**WHAT IS EXPECTED**.
Copy each line below that has "icon".

**Dataset rows for apps and sites**.
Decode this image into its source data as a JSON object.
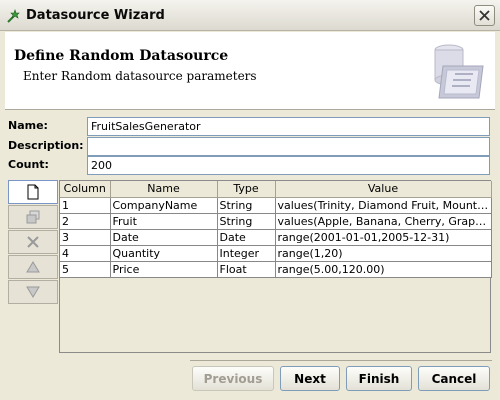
{
  "window": {
    "title": "Datasource Wizard",
    "close_icon": "close-icon"
  },
  "header": {
    "title": "Define Random Datasource",
    "subtitle": "Enter Random datasource parameters"
  },
  "form": {
    "name_label": "Name:",
    "name_value": "FruitSalesGenerator",
    "description_label": "Description:",
    "description_value": "",
    "count_label": "Count:",
    "count_value": "200"
  },
  "toolbar": {
    "buttons": [
      "new-icon",
      "copy-icon",
      "delete-icon",
      "move-up-icon",
      "move-down-icon"
    ]
  },
  "table": {
    "columns": [
      "Column",
      "Name",
      "Type",
      "Value"
    ],
    "rows": [
      [
        "1",
        "CompanyName",
        "String",
        "values(Trinity, Diamond Fruit, Mountain"
      ],
      [
        "2",
        "Fruit",
        "String",
        "values(Apple, Banana, Cherry, Grape, Orange"
      ],
      [
        "3",
        "Date",
        "Date",
        "range(2001-01-01,2005-12-31)"
      ],
      [
        "4",
        "Quantity",
        "Integer",
        "range(1,20)"
      ],
      [
        "5",
        "Price",
        "Float",
        "range(5.00,120.00)"
      ]
    ]
  },
  "buttons": {
    "previous": "Previous",
    "next": "Next",
    "finish": "Finish",
    "cancel": "Cancel"
  }
}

**ANSWER SPACE**.
    "close_icon": "close-icon"
      "new-icon",
      "copy-icon",
      "delete-icon",
      "move-up-icon",
      "move-down-icon"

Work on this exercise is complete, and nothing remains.